(Data records for software interfaces)

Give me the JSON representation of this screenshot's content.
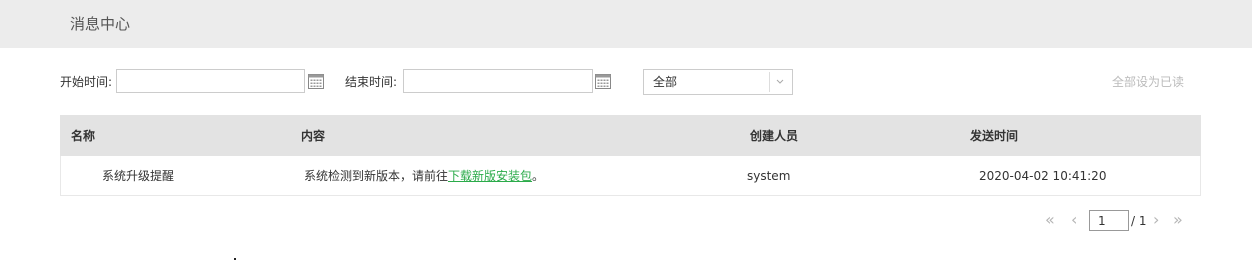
{
  "header": {
    "title": "消息中心"
  },
  "filters": {
    "start_label": "开始时间:",
    "start_value": "",
    "end_label": "结束时间:",
    "end_value": "",
    "status_select": "全部",
    "mark_all_read": "全部设为已读"
  },
  "table": {
    "columns": [
      "名称",
      "内容",
      "创建人员",
      "发送时间"
    ],
    "rows": [
      {
        "name": "系统升级提醒",
        "content_prefix": "系统检测到新版本，请前往",
        "content_link": "下载新版安装包",
        "content_suffix": "。",
        "creator": "system",
        "time": "2020-04-02 10:41:20"
      }
    ]
  },
  "pagination": {
    "first": "«",
    "prev": "‹",
    "current_page": "1",
    "total": "/ 1",
    "next": "›",
    "last": "»"
  },
  "colors": {
    "header_bg": "#ececec",
    "table_header_bg": "#e3e3e3",
    "link_green": "#2bab4a",
    "muted_text": "#bbbbbb"
  },
  "icons": {
    "calendar": "calendar-icon",
    "dropdown": "chevron-down-icon"
  }
}
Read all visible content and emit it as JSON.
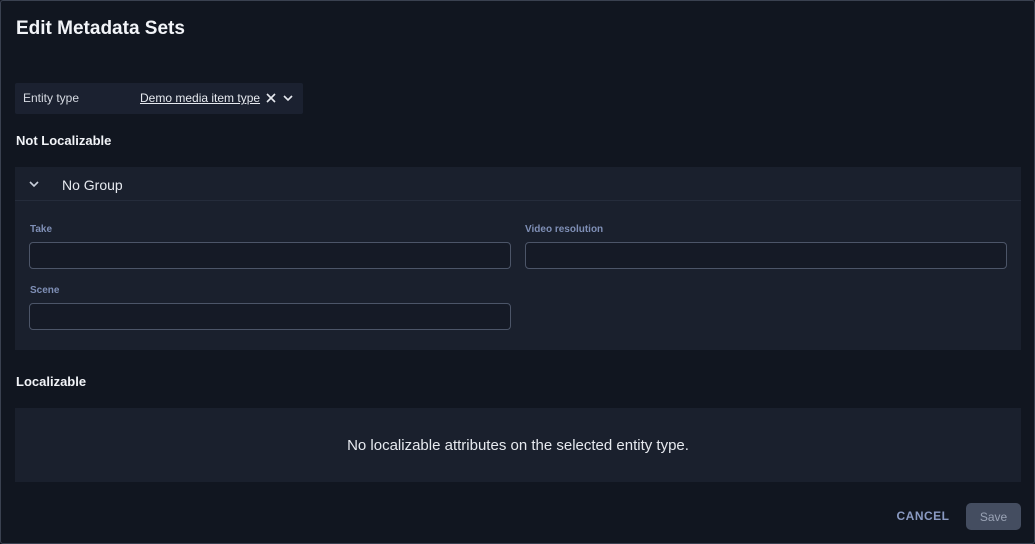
{
  "dialog": {
    "title": "Edit Metadata Sets"
  },
  "entity_type": {
    "label": "Entity type",
    "value": "Demo media item type",
    "clear_icon": "close-icon",
    "dropdown_icon": "chevron-down-icon"
  },
  "not_localizable": {
    "heading": "Not Localizable",
    "group": {
      "title": "No Group",
      "chevron_icon": "chevron-down-icon",
      "fields": [
        {
          "label": "Take",
          "value": ""
        },
        {
          "label": "Video resolution",
          "value": ""
        },
        {
          "label": "Scene",
          "value": ""
        }
      ]
    }
  },
  "localizable": {
    "heading": "Localizable",
    "empty_message": "No localizable attributes on the selected entity type."
  },
  "footer": {
    "cancel_label": "CANCEL",
    "save_label": "Save"
  },
  "colors": {
    "background": "#111620",
    "panel": "#1a202d",
    "field_label": "#7f8fb6",
    "cancel_text": "#8a9ac2",
    "save_disabled_bg": "#444d60"
  }
}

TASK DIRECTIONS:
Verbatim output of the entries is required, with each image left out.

OUTPUT FOR THIS TASK:
Give me the JSON representation of this screenshot's content.
{
  "header": {
    "title": "消息中心"
  },
  "filters": {
    "start_label": "开始时间:",
    "start_value": "",
    "end_label": "结束时间:",
    "end_value": "",
    "status_select": "全部",
    "mark_all_read": "全部设为已读"
  },
  "table": {
    "columns": [
      "名称",
      "内容",
      "创建人员",
      "发送时间"
    ],
    "rows": [
      {
        "name": "系统升级提醒",
        "content_prefix": "系统检测到新版本，请前往",
        "content_link": "下载新版安装包",
        "content_suffix": "。",
        "creator": "system",
        "time": "2020-04-02 10:41:20"
      }
    ]
  },
  "pagination": {
    "first": "«",
    "prev": "‹",
    "current_page": "1",
    "total": "/ 1",
    "next": "›",
    "last": "»"
  },
  "colors": {
    "header_bg": "#ececec",
    "table_header_bg": "#e3e3e3",
    "link_green": "#2bab4a",
    "muted_text": "#bbbbbb"
  },
  "icons": {
    "calendar": "calendar-icon",
    "dropdown": "chevron-down-icon"
  }
}
Read all visible content and emit it as JSON.
{
  "dialog": {
    "title": "Edit Metadata Sets"
  },
  "entity_type": {
    "label": "Entity type",
    "value": "Demo media item type",
    "clear_icon": "close-icon",
    "dropdown_icon": "chevron-down-icon"
  },
  "not_localizable": {
    "heading": "Not Localizable",
    "group": {
      "title": "No Group",
      "chevron_icon": "chevron-down-icon",
      "fields": [
        {
          "label": "Take",
          "value": ""
        },
        {
          "label": "Video resolution",
          "value": ""
        },
        {
          "label": "Scene",
          "value": ""
        }
      ]
    }
  },
  "localizable": {
    "heading": "Localizable",
    "empty_message": "No localizable attributes on the selected entity type."
  },
  "footer": {
    "cancel_label": "CANCEL",
    "save_label": "Save"
  },
  "colors": {
    "background": "#111620",
    "panel": "#1a202d",
    "field_label": "#7f8fb6",
    "cancel_text": "#8a9ac2",
    "save_disabled_bg": "#444d60"
  }
}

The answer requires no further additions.